Traditionally, English students study a novel as a class, where all students read the same novel and work to understand it together. The novels studied, while not explicitly prescribed by most curriculum documents, come from a canon of English literature that emphasizes authors who were white, male and often American.
1984. The Wars. The Great Gatsby. To Kill a Mockingbird.
I know that novels we read as high school students are still being read today as if they are sacred texts and that literature is not supposed to reflect changing times, demographics and experiences. If “a novel is a mirror carried along a high road”–what road are we walking these days?
Class novel studies also take any choice away from students. How is possible that 30 different students are going to be able to relate to and want to read the same novel? It’s not. The attitude seems to be that we know what’s good for them, so they should read what we tell them to read, engagement be damned.
This is no way to foster the lifelong love of reading we should be aiming to nurture. I believe that as English teachers, we are uniquely positioned to curate and select titles that will appeal to students and push their thinking and growth at the same time.

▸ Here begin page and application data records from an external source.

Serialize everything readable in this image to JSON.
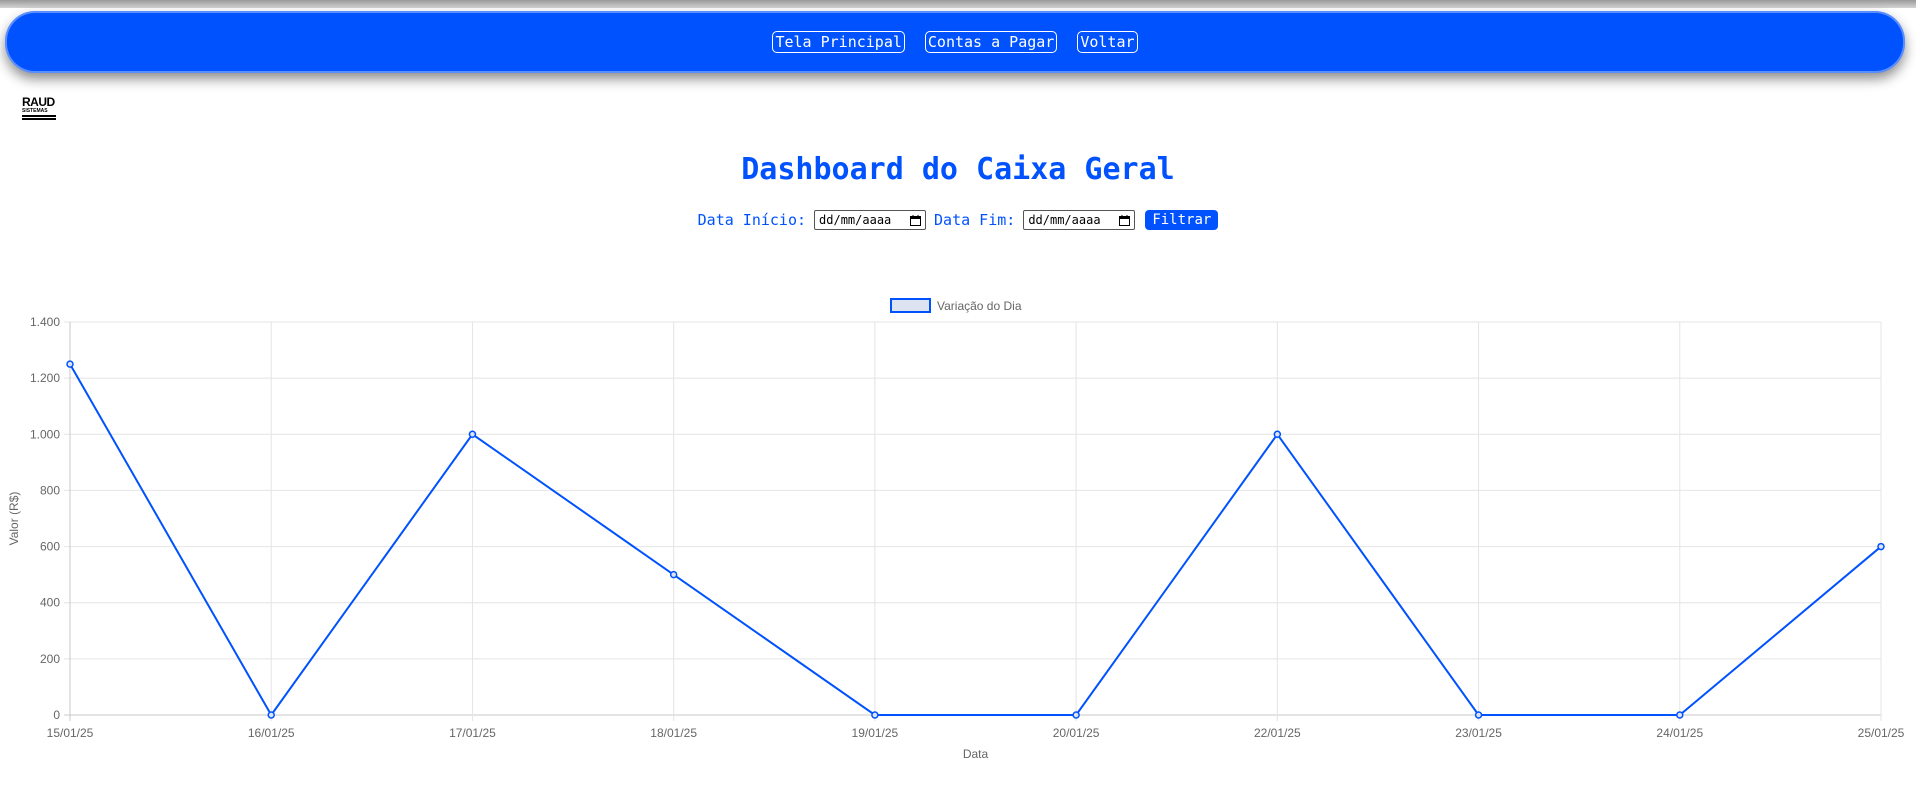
{
  "nav": {
    "items": [
      {
        "label": "Tela Principal"
      },
      {
        "label": "Contas a Pagar"
      },
      {
        "label": "Voltar"
      }
    ]
  },
  "logo": {
    "line1": "RAUD",
    "line2": "SISTEMAS"
  },
  "page": {
    "title": "Dashboard do Caixa Geral"
  },
  "filters": {
    "start_label": "Data Início:",
    "start_value": "dd/mm/aaaa",
    "end_label": "Data Fim:",
    "end_value": "dd/mm/aaaa",
    "button_label": "Filtrar"
  },
  "colors": {
    "accent": "#0052ff",
    "legend_fill": "#dde3f0"
  },
  "chart_data": {
    "type": "line",
    "title": "",
    "xlabel": "Data",
    "ylabel": "Valor (R$)",
    "ylim": [
      0,
      1400
    ],
    "y_ticks": [
      "0",
      "200",
      "400",
      "600",
      "800",
      "1.000",
      "1.200",
      "1.400"
    ],
    "categories": [
      "15/01/25",
      "16/01/25",
      "17/01/25",
      "18/01/25",
      "19/01/25",
      "20/01/25",
      "22/01/25",
      "23/01/25",
      "24/01/25",
      "25/01/25"
    ],
    "series": [
      {
        "name": "Variação do Dia",
        "values": [
          1250,
          0,
          1000,
          500,
          0,
          0,
          1000,
          0,
          0,
          600
        ]
      }
    ],
    "grid": true,
    "legend": "top-center"
  }
}
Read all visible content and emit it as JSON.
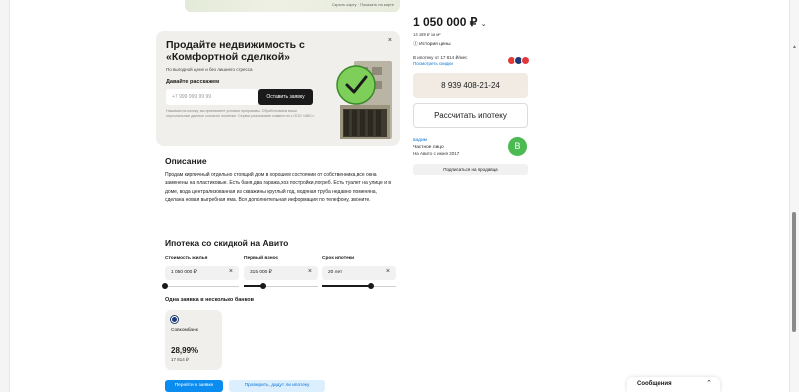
{
  "map": {
    "link": "Скрыть карту · Показать на карте"
  },
  "promo": {
    "title": "Продайте недвижимость с «Комфортной сделкой»",
    "subtitle": "По выгодной цене и без лишнего стресса",
    "ask": "Давайте расскажем",
    "phone_placeholder": "+7 999 999 99 99",
    "button": "Оставить заявку",
    "legal": "Нажимая на кнопку, вы принимаете условия программы. Обработываем ваши персональные данные согласно политике. Сервис реализован совместно с ООО «АВС».",
    "close": "×"
  },
  "description": {
    "title": "Описание",
    "text": "Продам кирпичный отдельно стоящий дом в хорошем состоянии от собственника,все окна заменены на пластиковые. Есть баня,два гаража,хоз постройки,погреб. Есть туалет на улице и в доме, вода централизованная из скважины круглый год, водяная труба недавно поменяна, сделана новая выгребная яма. Вся дополнительная информация по телефону, звоните."
  },
  "mortgage": {
    "title": "Ипотека со скидкой на Авито",
    "fields": [
      {
        "label": "Стоимость жилья",
        "value": "1 050 000 ₽",
        "clear": "×",
        "fill": 0.0
      },
      {
        "label": "Первый взнос",
        "value": "315 000 ₽",
        "clear": "×",
        "fill": 0.25
      },
      {
        "label": "Срок ипотеки",
        "value": "20 лет",
        "clear": "×",
        "fill": 0.66
      }
    ],
    "banks_title": "Одна заявка в несколько банков",
    "bank": {
      "name": "Совкомбанк",
      "rate": "28,99%",
      "payment": "17 814 ₽"
    },
    "apply_button": "Перейти к заявке",
    "check_button": "Проверить, дадут ли ипотеку"
  },
  "sidebar": {
    "price": "1 050 000 ₽",
    "price_chevron": "⌄",
    "per_meter": "14 189 ₽ за м²",
    "history": "Ⓘ История цены",
    "mortgage_from": "В ипотеку от 17 814 ₽/мес",
    "mortgage_link": "Посмотреть скидки",
    "phone": "8 939 408-21-24",
    "calc": "Рассчитать ипотеку",
    "seller_name": "вадим",
    "seller_type": "Частное лицо",
    "seller_since": "На Авито с июня 2017",
    "avatar_letter": "В",
    "subscribe": "Подписаться на продавца"
  },
  "messages": {
    "label": "Сообщения",
    "toggle": "⌃"
  },
  "colors": {
    "accent": "#0a8cf0",
    "avatar": "#4cba52",
    "phone_bg": "#f1ebe3",
    "promo_bg": "#f1efec"
  }
}
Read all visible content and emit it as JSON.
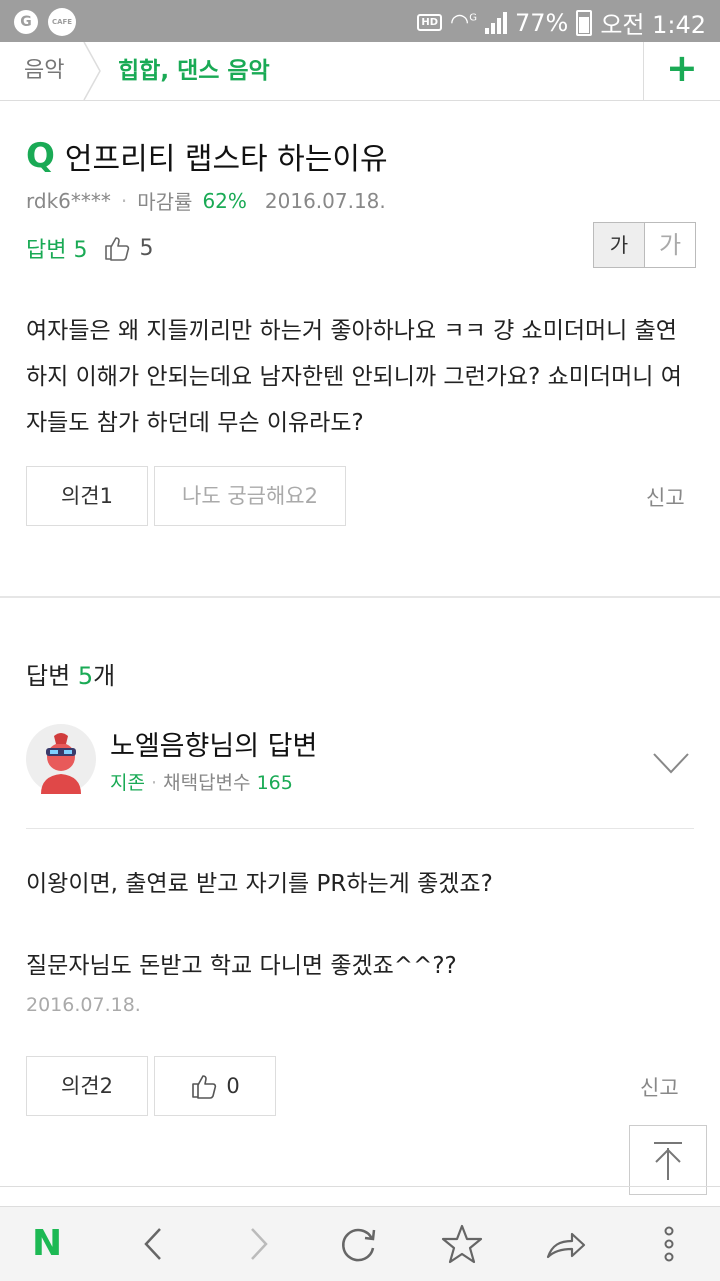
{
  "status_bar": {
    "battery": "77%",
    "time": "오전 1:42",
    "network": "G"
  },
  "breadcrumb": {
    "root": "음악",
    "current": "힙합, 댄스 음악"
  },
  "question": {
    "title": "언프리티 랩스타 하는이유",
    "user": "rdk6****",
    "close_rate_label": "마감률",
    "close_rate": "62%",
    "date": "2016.07.18.",
    "answers_label": "답변 5",
    "likes": "5",
    "font_small": "가",
    "font_large": "가",
    "body": "여자들은 왜 지들끼리만 하는거 좋아하나요 ㅋㅋ 걍 쇼미더머니 출연하지 이해가 안되는데요 남자한텐 안되니까 그런가요? 쇼미더머니 여자들도 참가 하던데 무슨 이유라도?",
    "opinion_button": "의견1",
    "curious_button": "나도 궁금해요2",
    "report": "신고"
  },
  "answers_section": {
    "label": "답변",
    "count": "5",
    "suffix": "개"
  },
  "answer": {
    "author": "노엘음향님의 답변",
    "rank": "지존",
    "adopted_label": "채택답변수",
    "adopted_count": "165",
    "line1": "이왕이면, 출연료 받고 자기를 PR하는게 좋겠죠?",
    "line2": "질문자님도 돈받고 학교 다니면 좋겠죠^^??",
    "date": "2016.07.18.",
    "opinion_button": "의견2",
    "likes": "0",
    "report": "신고"
  },
  "toolbar": {
    "logo": "N"
  },
  "colors": {
    "accent": "#1aaa55",
    "status_bar": "#9e9e9e"
  },
  "icons": [
    "search-q-icon",
    "thumbs-up-icon",
    "chevron-down-icon",
    "scroll-top-icon",
    "back-icon",
    "forward-icon",
    "reload-icon",
    "star-icon",
    "share-icon",
    "more-icon"
  ]
}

Book Clubs offer teachers the opportunity to give their students choices within a set of carefully selected books. This choice allows students to experience some agency and likely, be more willing to read while still honoring our desire to expand their literary horizons.
While Book Clubs are becoming a norm in many classrooms, pushed forward by seminal texts like Harvey Daniels’ Literature Circles: Voice and Choice in the Student-Centered Classroom (1994!), there is still progress that needs to happen, especially when it comes to choosing titles.
Below you will find book lists for specific grades that have been vetted and used. You will also find guidelines that might help you choose titles yourself. And for those who might hesitate over the logistics of having five different titles studied at the same time, there is structural support that will help you realize that Book Clubs do not make the English teacher’s life harder. Instead, they set you free to focus on skills instruction rather than content testing.
Getting Started: Students Choose
Tickets of Admission: Structuring the Meetings